In this exclusive series, MasterCard’s Chief Emerging Payments Officer Ed McLaughlin has spoken with MPD CEO Karen Webster about the general state of mobile commerce, its game changers, and the technology behind mobile security. In the final part of the digital discussion, McLaughlin reveals exciting new announcements for MasterCard and the opportunities it is creating for stakeholders in the mobile commerce ecosystem.
MasterCard’s vision for mobile commerce is now pretty clear: use the power of digital to enable “shortcuts” to commerce for consumers around the world. In some cases, those shortcuts enable access to digital commerce channels never before available. In this last segment, MPD CEO Karen Webster topped off the digital discussion by asking MasterCard’s Chief Emerging Payments Officer Ed McLaughlin to give us a peek into the new mobile commerce initiatives and activities on their roadmap.
Earlier this year, MasterCard made news by announced HCE (host card emulation) a new software based “payments-enabling capability” that offers a new and secure way to store cardholder credentials.
“Now, with the KitKat release of Android, we’ll have the ability to actually store the credentials more remotely – that’s where HCE comes in – and use that to drive secure transactions off the device through connectivity,” said McLaughlin. HCE, he said, provides a hardware extraction layer where embedded, SIM-based, or remote models can be accessed seamlessly from a mobile device. This allows for contactless, in-app, or online transactions – a “third leg of deployment for device enablement” which McLaughlin characterizes as fundamental.
Another key announcement, said McLaughlin, was the MasterPass in-app payment capability, which “builds on this concept of having access to the secure credentials” This functionality allows consumers to access payments in the MasterPass wallet from their favorite application.
MasterCard also announced a partnership with Syniverse, a technology company that manages a variety of mobile voice and data services, including roaming. It is this capability in particular that will be adapted to the MasterPass wallet so that an additional level of authentication can be done at the device level, confirming to the merchant that the mobile device is in the same location as the transaction is occurring.

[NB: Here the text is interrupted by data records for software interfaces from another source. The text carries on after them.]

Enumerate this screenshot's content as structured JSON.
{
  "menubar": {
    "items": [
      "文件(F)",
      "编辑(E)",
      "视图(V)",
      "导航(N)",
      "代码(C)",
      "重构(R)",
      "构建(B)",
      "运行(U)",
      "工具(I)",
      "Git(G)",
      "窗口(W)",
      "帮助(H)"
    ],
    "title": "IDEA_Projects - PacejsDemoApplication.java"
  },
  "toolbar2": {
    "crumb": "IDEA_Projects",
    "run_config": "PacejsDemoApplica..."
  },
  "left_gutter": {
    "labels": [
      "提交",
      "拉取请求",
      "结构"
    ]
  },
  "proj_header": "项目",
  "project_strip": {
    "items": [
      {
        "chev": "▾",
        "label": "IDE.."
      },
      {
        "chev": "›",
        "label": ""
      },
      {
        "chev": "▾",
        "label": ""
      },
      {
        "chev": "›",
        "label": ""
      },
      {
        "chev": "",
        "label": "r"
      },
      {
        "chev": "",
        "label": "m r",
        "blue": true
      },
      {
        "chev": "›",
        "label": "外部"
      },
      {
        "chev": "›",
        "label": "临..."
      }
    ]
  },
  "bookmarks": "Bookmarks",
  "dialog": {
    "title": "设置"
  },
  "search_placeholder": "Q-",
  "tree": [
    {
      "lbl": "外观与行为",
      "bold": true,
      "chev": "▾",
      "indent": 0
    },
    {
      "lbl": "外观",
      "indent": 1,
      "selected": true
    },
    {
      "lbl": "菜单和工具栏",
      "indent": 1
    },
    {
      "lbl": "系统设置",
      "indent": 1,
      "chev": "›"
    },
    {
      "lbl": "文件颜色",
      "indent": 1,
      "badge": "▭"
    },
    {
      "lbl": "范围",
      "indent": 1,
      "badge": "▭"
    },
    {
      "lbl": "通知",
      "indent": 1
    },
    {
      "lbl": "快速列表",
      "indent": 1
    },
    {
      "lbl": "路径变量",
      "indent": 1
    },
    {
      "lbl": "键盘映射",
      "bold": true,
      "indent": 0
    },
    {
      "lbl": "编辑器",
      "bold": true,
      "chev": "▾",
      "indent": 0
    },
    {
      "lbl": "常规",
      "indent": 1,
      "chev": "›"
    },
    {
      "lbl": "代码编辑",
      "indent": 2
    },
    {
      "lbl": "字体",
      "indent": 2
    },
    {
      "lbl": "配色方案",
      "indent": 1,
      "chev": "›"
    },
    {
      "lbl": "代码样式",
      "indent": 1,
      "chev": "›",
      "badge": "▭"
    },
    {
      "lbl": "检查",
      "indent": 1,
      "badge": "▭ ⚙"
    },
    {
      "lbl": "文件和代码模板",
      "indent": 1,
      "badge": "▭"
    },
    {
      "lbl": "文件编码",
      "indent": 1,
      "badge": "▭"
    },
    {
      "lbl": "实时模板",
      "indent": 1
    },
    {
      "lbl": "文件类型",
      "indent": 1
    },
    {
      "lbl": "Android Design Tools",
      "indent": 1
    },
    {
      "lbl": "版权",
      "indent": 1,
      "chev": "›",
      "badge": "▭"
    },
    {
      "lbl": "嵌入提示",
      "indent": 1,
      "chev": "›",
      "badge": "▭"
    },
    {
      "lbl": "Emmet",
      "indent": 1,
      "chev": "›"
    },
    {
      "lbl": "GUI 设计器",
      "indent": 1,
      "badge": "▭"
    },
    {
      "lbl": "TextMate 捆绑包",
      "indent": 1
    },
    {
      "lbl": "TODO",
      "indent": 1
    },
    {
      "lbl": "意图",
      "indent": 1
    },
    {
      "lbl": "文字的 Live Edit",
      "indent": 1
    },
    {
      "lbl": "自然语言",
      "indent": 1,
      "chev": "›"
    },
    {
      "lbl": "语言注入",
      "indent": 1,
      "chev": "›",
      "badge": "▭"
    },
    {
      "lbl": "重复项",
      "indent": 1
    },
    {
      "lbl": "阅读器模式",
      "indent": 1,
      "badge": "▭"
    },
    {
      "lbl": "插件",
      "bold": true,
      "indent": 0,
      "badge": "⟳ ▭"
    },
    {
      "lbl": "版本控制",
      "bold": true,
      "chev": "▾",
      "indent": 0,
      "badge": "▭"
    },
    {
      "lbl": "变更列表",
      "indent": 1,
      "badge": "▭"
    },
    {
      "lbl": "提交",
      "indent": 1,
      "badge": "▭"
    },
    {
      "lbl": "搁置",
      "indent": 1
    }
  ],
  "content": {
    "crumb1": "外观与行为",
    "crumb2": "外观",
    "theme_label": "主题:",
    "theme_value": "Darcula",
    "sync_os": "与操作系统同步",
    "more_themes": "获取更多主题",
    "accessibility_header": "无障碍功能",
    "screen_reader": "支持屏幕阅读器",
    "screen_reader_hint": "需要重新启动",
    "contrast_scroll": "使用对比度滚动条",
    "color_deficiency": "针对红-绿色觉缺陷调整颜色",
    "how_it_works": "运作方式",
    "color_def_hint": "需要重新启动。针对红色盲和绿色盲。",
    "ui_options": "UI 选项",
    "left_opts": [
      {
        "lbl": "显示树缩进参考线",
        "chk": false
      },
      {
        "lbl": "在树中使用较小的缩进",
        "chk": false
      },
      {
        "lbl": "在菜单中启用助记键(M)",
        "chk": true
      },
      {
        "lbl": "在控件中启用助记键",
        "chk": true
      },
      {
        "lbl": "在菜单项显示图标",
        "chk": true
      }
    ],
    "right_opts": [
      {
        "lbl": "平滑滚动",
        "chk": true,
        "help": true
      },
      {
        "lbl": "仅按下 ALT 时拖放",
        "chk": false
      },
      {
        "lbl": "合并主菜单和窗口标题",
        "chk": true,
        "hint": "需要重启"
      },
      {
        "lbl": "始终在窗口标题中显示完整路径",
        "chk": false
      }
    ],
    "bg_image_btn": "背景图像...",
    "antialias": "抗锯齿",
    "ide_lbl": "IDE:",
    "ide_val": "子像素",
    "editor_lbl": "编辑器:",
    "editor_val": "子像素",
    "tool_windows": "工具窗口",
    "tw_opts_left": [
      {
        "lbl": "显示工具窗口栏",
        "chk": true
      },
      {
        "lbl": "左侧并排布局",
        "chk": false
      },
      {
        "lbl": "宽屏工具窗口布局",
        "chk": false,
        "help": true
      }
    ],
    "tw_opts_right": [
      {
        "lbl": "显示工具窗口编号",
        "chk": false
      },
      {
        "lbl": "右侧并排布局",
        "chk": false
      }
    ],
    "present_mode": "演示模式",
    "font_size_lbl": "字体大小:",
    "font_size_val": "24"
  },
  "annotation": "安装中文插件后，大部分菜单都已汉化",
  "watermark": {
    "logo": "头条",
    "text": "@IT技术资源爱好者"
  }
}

The important news, then, is really “about enabling technology like HCE, the extension of the MasterPass in-app, and combining networks and information streams that were never brought together before,” said McLaughlin to create a secure, frictionless experience for the consumer and the merchant.
McLaughlin also noted that these new initiatives aren’t just about adding value to existing transactions, but creating new value for different stakeholders in the ecosystem, and new ways to monetize mobile commerce from the deployment of different business models.
“This marketplace has been treated as sort of a zero-sum game. There are opportunities now for better merchandising, secure transactions, deeper consumer engagement, and I think that’s truly how we monetize – how we pay off the promise of what’s here,” said McLaughlin.
In ending the discussion, Webster asked McLaughlin to fast-forward ten years, to predict the state of mobile commerce. McLaughlin reminded us that the physical world will always be there even though the devices we use to access payment and commerce will evolve.
“I think the connectivity will always be with us,” he said. “And what consumers will want and have is the ability to get direct access to their financial capabilities, from any device – and commerce will be more and more seamless because of that.”
And, McLaugling said, MasterCard will be a key player in making that future a reality.
This 15-minute segment covered the following key topics:
1.What are the recent announcements MasterCard has unveiled?
2.What is the role of the network in driving mobile commerce forward?
3. How are new opportunities created for stakeholders, and how can they monetize?
4.Where will the state of mobile commerce be ten years from now? What will have changed, and what role will MasterCard have played in getting through the change?